We ought not hold a conveyance described as 37.08 acres and priced on that basis conveyed nearly four times that amount of additional land, unless there is a compelling reason. Since most of the accretion occurred prior to the date of the conveyance, it does not seem reasonable to assume the purchaser could have thought he was receiving 184 plus acres when the government bid form listed only 37.08 acres. This does not appear to be a situation where having the waterfront was important in the bidding and purchase. We are concerned that frequent title disputes could arise if relatively small accretions are held not to pass to one in Stephenson's position. But we will not hold the acreage is excepted from the grant unless the accretion is Substantial, of the level of unjust enrichment, and a situation where it seems obvious the government would have acted differently had it realized the error. See Snake River Ranch v. United States, supra, at 557. Thus we hold the accreted land should have been treated as unplatted and unsurveyed public lands, and the trial court erred in its determination that Stephenson was the owner rather than the United States.

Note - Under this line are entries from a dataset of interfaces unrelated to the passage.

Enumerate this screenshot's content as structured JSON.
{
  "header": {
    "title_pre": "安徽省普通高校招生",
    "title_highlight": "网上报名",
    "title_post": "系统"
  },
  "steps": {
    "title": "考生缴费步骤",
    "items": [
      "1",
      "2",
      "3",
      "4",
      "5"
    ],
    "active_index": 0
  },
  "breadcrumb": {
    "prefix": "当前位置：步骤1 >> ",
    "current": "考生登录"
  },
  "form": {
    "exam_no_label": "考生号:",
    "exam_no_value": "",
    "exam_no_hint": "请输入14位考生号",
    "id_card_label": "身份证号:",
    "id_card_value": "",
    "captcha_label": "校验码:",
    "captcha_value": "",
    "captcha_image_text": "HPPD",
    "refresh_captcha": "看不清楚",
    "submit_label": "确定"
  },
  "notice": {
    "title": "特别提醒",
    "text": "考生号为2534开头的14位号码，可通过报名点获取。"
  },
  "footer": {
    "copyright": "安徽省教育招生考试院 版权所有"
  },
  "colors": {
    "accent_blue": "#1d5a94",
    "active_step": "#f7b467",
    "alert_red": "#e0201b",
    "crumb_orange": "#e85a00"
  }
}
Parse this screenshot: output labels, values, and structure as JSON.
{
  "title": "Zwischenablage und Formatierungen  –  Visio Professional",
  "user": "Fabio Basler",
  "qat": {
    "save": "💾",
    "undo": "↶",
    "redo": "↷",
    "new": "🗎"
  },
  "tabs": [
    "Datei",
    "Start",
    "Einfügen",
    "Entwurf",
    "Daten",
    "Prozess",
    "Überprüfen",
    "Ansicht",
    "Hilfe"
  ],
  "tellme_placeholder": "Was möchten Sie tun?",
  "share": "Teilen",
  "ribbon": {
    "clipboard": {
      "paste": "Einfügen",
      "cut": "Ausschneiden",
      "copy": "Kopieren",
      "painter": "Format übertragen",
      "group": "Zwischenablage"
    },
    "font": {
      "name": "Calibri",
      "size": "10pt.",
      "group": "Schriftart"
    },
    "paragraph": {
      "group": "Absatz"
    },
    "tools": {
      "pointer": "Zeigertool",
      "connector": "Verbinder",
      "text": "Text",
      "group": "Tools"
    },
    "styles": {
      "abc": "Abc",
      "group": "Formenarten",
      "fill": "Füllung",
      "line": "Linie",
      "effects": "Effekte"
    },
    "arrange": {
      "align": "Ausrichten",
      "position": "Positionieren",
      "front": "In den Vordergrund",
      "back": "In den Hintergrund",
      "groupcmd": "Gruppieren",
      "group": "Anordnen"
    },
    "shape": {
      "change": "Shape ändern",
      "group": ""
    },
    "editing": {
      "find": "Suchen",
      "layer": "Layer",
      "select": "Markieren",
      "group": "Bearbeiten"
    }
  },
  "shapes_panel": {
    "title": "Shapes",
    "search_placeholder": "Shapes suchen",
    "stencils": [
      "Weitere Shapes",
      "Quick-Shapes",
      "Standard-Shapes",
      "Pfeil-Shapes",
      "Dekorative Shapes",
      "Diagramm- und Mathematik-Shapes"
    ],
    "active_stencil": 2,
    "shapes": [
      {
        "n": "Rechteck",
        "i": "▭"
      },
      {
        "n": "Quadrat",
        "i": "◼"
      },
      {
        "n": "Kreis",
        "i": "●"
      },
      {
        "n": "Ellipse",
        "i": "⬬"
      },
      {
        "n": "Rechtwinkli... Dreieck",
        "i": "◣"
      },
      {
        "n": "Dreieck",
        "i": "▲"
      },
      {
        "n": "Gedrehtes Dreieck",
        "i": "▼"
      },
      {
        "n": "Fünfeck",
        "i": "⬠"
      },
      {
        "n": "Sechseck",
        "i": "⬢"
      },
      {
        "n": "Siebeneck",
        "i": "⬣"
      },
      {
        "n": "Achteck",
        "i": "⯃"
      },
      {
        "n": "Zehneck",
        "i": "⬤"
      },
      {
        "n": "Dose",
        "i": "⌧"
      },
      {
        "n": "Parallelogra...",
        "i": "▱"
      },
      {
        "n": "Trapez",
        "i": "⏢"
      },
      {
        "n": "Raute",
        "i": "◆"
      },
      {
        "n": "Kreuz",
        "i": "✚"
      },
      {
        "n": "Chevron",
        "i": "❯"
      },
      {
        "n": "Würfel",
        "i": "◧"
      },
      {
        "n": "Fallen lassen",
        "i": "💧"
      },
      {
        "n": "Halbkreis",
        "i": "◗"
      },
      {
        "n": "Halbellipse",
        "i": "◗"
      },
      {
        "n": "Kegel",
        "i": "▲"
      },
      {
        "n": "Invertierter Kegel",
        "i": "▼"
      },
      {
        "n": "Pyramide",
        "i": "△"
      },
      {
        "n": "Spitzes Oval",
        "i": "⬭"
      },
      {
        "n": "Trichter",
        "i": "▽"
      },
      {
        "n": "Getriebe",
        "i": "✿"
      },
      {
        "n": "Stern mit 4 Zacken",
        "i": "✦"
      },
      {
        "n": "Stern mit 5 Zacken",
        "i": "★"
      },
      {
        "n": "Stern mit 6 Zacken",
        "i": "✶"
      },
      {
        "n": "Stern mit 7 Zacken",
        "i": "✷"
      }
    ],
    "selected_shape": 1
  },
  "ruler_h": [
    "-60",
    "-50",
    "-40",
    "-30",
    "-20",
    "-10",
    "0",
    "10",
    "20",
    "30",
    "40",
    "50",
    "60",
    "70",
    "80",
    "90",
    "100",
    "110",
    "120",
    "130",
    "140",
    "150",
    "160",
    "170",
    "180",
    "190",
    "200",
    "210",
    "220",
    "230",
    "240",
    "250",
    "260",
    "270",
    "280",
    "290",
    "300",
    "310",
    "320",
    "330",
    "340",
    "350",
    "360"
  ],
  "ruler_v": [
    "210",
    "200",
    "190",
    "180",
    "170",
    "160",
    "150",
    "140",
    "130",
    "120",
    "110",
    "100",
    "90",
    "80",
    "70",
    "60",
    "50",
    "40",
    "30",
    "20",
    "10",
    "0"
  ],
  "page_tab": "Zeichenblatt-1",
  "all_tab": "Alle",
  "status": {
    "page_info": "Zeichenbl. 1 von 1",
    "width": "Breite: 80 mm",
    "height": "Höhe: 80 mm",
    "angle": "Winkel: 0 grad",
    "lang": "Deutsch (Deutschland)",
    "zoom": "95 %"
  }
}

We affirm the trial court's decision on the accretion issue, but hold that the United States owned not only the mineral rights but the surface rights to the entire 147.12 acres.